Agroindustry in Central America Bets on New Electricity Sources
Biomass is biological material derived from living, or recently living organisms. Specifically, biogas refers to a mixture of gases produced by the breakdown of such living or organic matter, in the absence of oxygen.
It can be produced from raw materials such as recycled coffee or
porcine waste. Biogas is a renewable source of energy, exerting a
significantly lower carbon footprint.
Implementing partners SNV and VIOGAZ, presented the results of their ECPA initiative on electricity savings and clean energy use through biogas for coffee processing and swine production.
Project presentations were held on March 4 and 7 in Honduras and Costa
Rica, respectively. These technical gatherings raised awareness with
regard to the potential for electricity generation from biogas as an
alternative energy source. In the food processing industry, this
technology has proven effective in lowering energy costs, managing
organic waste and reducing environmental risks linked to its treatment.
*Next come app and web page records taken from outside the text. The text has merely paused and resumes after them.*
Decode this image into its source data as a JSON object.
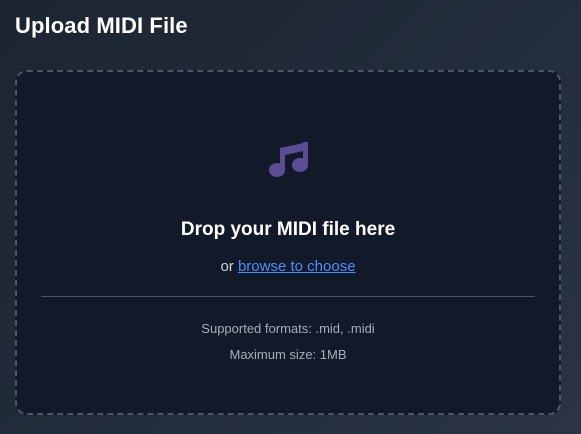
{
  "header": {
    "title": "Upload MIDI File"
  },
  "dropzone": {
    "icon": "music-note-icon",
    "icon_color": "#5b4d94",
    "title": "Drop your MIDI file here",
    "browse_prefix": "or",
    "browse_link": "browse to choose",
    "formats_text": "Supported formats: .mid, .midi",
    "max_size_text": "Maximum size: 1MB"
  },
  "colors": {
    "background": "#222d3b",
    "dropzone_bg": "#121a29",
    "dashed_border": "#4b5563",
    "link": "#4c8dff"
  }
}
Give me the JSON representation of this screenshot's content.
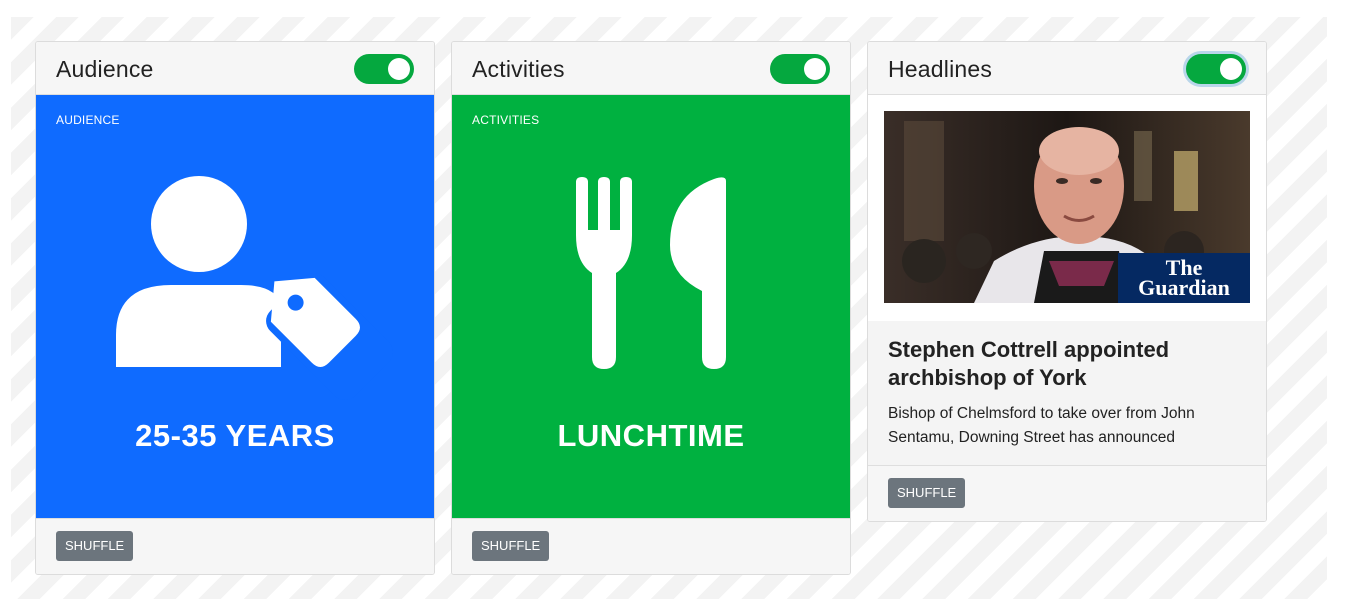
{
  "cards": [
    {
      "title": "Audience",
      "toggle_on": true,
      "tile_label": "AUDIENCE",
      "tile_value": "25-35 YEARS",
      "tile_color": "#0f6bff",
      "icon": "user-tag-icon",
      "shuffle_label": "SHUFFLE"
    },
    {
      "title": "Activities",
      "toggle_on": true,
      "tile_label": "ACTIVITIES",
      "tile_value": "LUNCHTIME",
      "tile_color": "#00b140",
      "icon": "fork-knife-icon",
      "shuffle_label": "SHUFFLE"
    },
    {
      "title": "Headlines",
      "toggle_on": true,
      "image_alt": "photo",
      "logo_text": "The Guardian",
      "headline": "Stephen Cottrell appointed archbishop of York",
      "description": "Bishop of Chelmsford to take over from John Sentamu, Downing Street has announced",
      "shuffle_label": "SHUFFLE"
    }
  ],
  "colors": {
    "toggle_on": "#05a83f",
    "button": "#6c757d"
  }
}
The ECPA implementers used the event to develop new knowledge and
encourage public and private institutions to engage in and support
renewable energy initiatives.
This ECPA initiative developed four pilot projects in two swine companies and two coffee cooperatives. Representatives from ARUCO Company in Honduras and RZ Group and Porcina Toledo
in Costa Rica, commented on their experience generating electricity
from biogas, and shared with the audience concrete results and benefits
derived of this initiative. Results included the establishment of four
biogas-based electricity generation systems with a collective annual
output of 107 MWh and reducing organic waste in sewage water by 72
percent. Important reductions in the Chemical and Biological Demands of
Oxygen (CDO/BDO) were also identified by both beneficiaries.
interventions also explained the integration and use of renewable
energy in their strategic processes, and how this electricity source
made their businesses more competitive at both productivity and
marketing levels. For instance, both companies highlighted a reduction
in their production costs by substituting from-the-grid electricity with
renewable energy generated from their own organic waste, as well as an
institutional image improvement in local and international markets by
being recognized as cleaner, environmentally responsible businesses.
Hence, both companies have reduced their carbon footprint while
the companies’ greenhouse gas emissions were reduced through methane
capture and their representatives stressed the challenges that national
productive sectors face in incorporating renewable energy sources in
their agricultural activities and thus contributing to climate change